The researchers, who report their findings in the latest issue of the International Journal of Systematic and Evolutionary Microbiology published on 8 December, isolated the micro-organisms from a 'rusticle', collected from the RMS Titanic, 3.8 km below the ocean surface.
The novel bacterium has been named Halomonas titanicae by the scientists from Dalhousie University, Halifax, Canada and the University of Sevilla, Sevilla, Spain. The team also tested the rusting ability of the bacterium - and found that it was able to adhere to steel surfaces, creating knob-like mounds of corrosion products, which they will be reporting in an upcoming paper.

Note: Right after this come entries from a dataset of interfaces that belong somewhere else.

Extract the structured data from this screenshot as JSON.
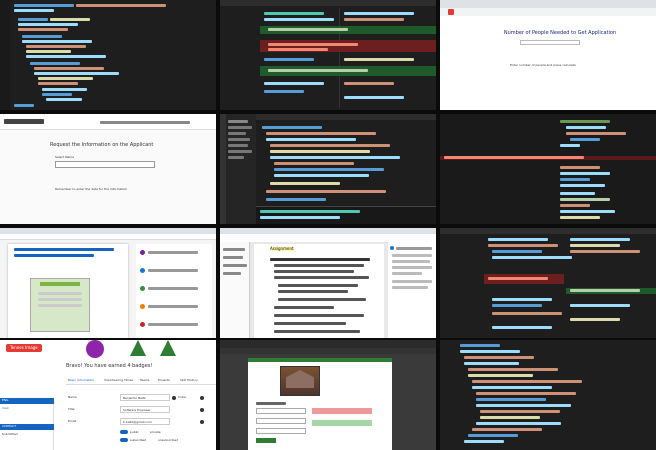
{
  "grid": {
    "tiles": [
      {
        "name": "vscode-code-editor-1"
      },
      {
        "name": "vscode-diff-view"
      },
      {
        "name": "browser-number-of-people-page"
      },
      {
        "name": "browser-form-page"
      },
      {
        "name": "vscode-explorer-editor"
      },
      {
        "name": "terminal-dark-editor"
      },
      {
        "name": "browser-document-editor"
      },
      {
        "name": "word-document-assignment"
      },
      {
        "name": "vscode-diff-red-lines"
      },
      {
        "name": "profile-badges-page"
      },
      {
        "name": "browser-landscape-form"
      },
      {
        "name": "vscode-code-editor-2"
      }
    ]
  },
  "tile3": {
    "title": "Number of People Needed to Get Application",
    "note": "Enter number of people and press calculate"
  },
  "tile4": {
    "title": "Request the Information on the Applicant",
    "field_label": "Select Name",
    "footer": "Remember to enter the data for the information"
  },
  "tile10": {
    "button": "Tennes Image",
    "heading": "Bravo! You have earned 4 badges!",
    "tabs": [
      "Basic Information",
      "Volunteering Times",
      "Teams",
      "Projects",
      "Skill History"
    ],
    "field_labels": [
      "Name",
      "Title",
      "Email"
    ],
    "field_values": [
      "Benjamin Baltz",
      "Software Engineer",
      "b.baltz@gmail.com"
    ],
    "side_values": [
      "Cuba",
      "",
      ""
    ],
    "sidebar": [
      "ENG",
      "mail",
      "",
      "CONTACT",
      "Submitted"
    ],
    "toggles": [
      "public",
      "private",
      "subscribed",
      "unsubscribed"
    ]
  },
  "tile8": {
    "heading": "Assignment",
    "lines": [
      "Detailed Requirements",
      "Program the following",
      "Use constructors",
      "Test the input",
      "Run the program"
    ]
  },
  "colors": {
    "editor_bg": "#1e1e1e",
    "keyword": "#569cd6",
    "string": "#ce9178",
    "func": "#dcdcaa",
    "comment": "#6a9955",
    "diff_red": "#6b1f1f",
    "diff_green": "#1f5a2a",
    "accent_red": "#e53935",
    "accent_blue": "#1565c0"
  }
}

A similar bacterial corrosive process is thought to be responsible for the formation of the rusticles which resemble rusty icicles that adorn the hull of the RMS Titanic. While these appear to be solid structures, rusticles are highly porous and support a complex variety of bacteria, suggesting that H. titanicae may work in conjunction with other organisms to speed up the corrosion of the metal.
The RMS Titanic was made up of 50,000 tons of iron and has been progressively deteriorating for the past 98 years. Lead researchers Dr Bhavleen Kaur and Dr Henrietta Mann, from Dalhousie University explained that the role of microbes in this process is now starting to be understood. "We believe H. titanicae plays a part in the recycling of iron structures at certain depths. This could be useful in the disposal of old naval and merchant ships and oil rigs that have been cleaned of toxins and oil-based products and then sunk in the deep ocean."
Dr Kaur and Dr Mann believe that the findings have opened up further areas of research that could have applications for industry. "We don't know yet whether this species arrived aboard the RMS Titanic before or after it sank. We also don't know if these bacteria cause similar damage to offshore oil and gas pipelines," they said. "Finding answers to these questions will not only better our understanding of our oceans, but may also equip us to devise coatings that can prevent similar deterioration to other metal structures."
Provided by Society for General Microbiology